“The editor has the right to kill a cartoon or guide its content,” Englehart says, “but for the most part we’re rarely at odds. I don’t take cheap shots or kick people when they’re down. I try instead to kick them when they’re up. Anyway, if the cartoon is a solid idea, if it can be defended, the paper will run it.”
Of course, there have been occasions when readers have reacted negatively to a cartoon, even picketing The Courant.
“When that happens, I say to the editor, ‘What possessed you? Why’d you ever run that cartoon?’” he jokes.
Englehart’s topics are eclectic, ranging from the weather and his dissatisfaction with it, to politicians who fail to keep campaign promises and are immortalized on the editorial page with Pinocchio noses.
One 1995 panel from the Dodd Center’s collection recalls the controversy that erupted when General Mills announced it was going to change Betty Crocker’s image to appeal more to multi-ethnic cereal eaters. The cartoon shows executives pondering a politically correct rendering of Betty with the caption, “In other words, if she married Uncle Ben, what would their baby look like?”
Englehart is frequently asked about his politics. He has a ready answer: “moderately confused. I don’t like extremes in either direction.”
His point of view is sometimes at odds with Courant editorial positions, even those on the same page, illustrating not only freedom of the press, but how skillful an artist needs to be to convey in a few brushstrokes and half a dozen words what it takes an editorial page writer several hundred words to accomplish.
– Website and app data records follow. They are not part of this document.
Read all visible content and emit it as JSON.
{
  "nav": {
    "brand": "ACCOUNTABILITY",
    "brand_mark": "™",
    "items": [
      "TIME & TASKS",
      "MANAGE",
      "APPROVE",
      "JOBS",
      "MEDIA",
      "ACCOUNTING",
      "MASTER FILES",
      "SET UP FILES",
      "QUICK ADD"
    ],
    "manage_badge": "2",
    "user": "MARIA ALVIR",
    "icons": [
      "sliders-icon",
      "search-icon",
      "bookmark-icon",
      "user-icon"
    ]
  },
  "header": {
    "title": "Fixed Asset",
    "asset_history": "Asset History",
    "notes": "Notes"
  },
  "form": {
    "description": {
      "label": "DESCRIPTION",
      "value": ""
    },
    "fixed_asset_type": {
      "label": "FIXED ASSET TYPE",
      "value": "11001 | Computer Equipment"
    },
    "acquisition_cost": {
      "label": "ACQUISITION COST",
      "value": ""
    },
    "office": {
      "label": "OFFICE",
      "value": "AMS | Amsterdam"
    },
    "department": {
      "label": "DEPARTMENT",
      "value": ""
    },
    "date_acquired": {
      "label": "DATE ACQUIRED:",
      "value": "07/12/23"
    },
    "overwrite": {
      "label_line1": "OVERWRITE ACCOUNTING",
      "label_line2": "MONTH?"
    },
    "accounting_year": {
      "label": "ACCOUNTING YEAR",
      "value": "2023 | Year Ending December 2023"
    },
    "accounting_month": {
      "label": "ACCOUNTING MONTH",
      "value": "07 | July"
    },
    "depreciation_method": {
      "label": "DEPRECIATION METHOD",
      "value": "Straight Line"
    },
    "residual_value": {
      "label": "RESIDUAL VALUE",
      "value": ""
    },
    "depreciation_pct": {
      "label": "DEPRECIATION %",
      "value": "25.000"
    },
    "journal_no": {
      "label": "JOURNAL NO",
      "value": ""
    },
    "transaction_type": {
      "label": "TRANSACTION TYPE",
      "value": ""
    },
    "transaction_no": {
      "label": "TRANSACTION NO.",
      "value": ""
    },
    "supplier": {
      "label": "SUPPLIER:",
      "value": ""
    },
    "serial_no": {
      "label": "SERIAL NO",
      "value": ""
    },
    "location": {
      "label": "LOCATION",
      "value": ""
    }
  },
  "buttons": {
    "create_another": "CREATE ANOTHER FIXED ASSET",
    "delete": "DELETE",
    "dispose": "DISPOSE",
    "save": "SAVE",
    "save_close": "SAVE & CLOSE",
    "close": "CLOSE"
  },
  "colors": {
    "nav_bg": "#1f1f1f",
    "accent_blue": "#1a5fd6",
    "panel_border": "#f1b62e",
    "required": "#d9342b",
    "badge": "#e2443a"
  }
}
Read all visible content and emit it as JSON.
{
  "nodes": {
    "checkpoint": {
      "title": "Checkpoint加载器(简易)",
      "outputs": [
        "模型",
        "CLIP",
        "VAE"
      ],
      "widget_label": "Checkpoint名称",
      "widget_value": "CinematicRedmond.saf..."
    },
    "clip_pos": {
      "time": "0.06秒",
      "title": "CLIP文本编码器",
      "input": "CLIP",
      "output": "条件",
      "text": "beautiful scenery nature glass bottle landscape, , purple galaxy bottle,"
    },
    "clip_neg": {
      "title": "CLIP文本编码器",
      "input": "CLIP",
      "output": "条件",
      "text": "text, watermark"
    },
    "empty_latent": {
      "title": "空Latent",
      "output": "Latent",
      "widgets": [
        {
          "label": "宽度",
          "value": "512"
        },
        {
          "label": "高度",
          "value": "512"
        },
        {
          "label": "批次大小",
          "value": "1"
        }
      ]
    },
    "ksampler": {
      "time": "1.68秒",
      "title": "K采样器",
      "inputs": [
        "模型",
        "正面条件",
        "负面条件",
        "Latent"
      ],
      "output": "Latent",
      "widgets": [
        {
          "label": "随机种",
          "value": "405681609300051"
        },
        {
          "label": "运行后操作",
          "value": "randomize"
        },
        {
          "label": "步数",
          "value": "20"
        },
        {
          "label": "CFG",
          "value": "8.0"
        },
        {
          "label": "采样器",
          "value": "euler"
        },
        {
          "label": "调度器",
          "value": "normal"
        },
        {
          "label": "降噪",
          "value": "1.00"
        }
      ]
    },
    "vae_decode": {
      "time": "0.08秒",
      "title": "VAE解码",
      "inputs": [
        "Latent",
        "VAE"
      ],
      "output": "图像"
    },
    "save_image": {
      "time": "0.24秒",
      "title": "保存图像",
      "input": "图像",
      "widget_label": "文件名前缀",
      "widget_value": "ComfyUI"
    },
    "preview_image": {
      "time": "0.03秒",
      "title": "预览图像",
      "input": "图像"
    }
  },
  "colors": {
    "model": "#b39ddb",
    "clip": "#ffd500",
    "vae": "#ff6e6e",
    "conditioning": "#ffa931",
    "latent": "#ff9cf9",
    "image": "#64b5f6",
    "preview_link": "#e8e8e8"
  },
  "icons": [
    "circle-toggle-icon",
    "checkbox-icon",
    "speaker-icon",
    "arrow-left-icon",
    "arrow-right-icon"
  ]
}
Englehart says he likes all his work and has no clear favorites. “If the house caught fire, I’d try to save them all,” he says. But one drawing, published the day after Sept. 11, stands out in his memory.
In contrast to many of his colleagues, who drew images of such American landmarks as the Statue of Liberty weeping, Englehart rendered Uncle Sam with a look of steely resolve and red flames burning angrily in his eyes.